Records from a collection:
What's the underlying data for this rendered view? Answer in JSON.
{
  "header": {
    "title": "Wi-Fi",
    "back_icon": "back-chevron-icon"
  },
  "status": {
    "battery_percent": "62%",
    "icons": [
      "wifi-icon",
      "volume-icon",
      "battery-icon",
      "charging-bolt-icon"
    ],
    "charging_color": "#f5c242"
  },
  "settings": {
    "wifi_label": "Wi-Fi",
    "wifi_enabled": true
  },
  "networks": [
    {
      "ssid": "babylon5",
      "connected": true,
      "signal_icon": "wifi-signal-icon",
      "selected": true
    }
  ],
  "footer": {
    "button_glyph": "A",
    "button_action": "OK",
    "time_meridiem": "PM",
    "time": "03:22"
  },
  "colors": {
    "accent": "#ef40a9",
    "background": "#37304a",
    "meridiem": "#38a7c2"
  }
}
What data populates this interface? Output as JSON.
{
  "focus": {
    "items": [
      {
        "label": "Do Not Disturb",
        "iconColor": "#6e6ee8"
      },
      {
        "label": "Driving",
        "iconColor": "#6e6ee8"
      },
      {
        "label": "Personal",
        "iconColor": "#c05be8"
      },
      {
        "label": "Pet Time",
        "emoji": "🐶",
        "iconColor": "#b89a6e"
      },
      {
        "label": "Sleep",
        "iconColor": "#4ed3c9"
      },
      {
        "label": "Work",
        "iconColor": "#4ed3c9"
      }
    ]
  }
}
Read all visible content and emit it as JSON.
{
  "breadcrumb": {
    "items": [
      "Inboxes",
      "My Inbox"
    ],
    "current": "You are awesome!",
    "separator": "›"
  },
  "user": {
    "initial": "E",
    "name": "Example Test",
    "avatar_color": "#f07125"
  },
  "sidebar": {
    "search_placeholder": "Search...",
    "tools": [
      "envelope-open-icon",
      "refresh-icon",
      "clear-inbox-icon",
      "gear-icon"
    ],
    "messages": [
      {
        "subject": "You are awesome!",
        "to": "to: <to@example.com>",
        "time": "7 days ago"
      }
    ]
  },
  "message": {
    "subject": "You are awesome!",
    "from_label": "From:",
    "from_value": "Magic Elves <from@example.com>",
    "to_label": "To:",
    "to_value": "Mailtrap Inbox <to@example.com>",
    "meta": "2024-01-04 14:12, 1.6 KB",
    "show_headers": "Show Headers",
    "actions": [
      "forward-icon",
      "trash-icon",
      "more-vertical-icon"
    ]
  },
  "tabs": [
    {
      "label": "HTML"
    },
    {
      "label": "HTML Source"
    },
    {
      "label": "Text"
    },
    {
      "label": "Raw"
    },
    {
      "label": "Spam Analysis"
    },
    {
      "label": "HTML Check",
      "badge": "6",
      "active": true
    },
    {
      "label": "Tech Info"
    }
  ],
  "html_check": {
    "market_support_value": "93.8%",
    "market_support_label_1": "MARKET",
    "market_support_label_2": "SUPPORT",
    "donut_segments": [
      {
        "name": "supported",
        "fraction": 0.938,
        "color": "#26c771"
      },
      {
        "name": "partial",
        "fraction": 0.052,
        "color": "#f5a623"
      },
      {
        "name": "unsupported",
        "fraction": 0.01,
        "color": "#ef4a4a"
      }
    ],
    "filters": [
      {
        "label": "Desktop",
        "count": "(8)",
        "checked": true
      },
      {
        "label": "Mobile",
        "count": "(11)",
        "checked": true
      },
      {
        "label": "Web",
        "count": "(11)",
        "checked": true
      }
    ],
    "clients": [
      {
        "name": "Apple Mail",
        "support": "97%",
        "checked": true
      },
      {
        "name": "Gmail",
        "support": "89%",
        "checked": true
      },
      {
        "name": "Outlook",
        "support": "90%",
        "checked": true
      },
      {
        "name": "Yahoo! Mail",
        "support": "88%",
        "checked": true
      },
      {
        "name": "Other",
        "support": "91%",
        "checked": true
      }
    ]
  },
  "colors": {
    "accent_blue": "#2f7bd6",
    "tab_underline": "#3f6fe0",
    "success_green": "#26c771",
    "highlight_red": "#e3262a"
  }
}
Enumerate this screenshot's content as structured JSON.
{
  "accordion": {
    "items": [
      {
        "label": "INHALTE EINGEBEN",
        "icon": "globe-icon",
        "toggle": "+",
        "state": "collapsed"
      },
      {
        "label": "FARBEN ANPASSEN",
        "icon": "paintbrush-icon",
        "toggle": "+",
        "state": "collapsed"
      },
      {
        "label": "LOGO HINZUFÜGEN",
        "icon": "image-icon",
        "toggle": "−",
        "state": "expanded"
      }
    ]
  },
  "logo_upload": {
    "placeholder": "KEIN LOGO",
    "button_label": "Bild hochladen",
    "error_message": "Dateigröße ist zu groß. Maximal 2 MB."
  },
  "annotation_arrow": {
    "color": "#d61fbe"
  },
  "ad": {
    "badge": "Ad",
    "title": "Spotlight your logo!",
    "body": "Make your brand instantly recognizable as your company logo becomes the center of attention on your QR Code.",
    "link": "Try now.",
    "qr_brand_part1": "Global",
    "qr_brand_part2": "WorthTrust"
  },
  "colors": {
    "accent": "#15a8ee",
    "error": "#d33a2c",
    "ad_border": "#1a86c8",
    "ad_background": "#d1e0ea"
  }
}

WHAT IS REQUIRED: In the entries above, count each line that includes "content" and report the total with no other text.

ANSWER: 2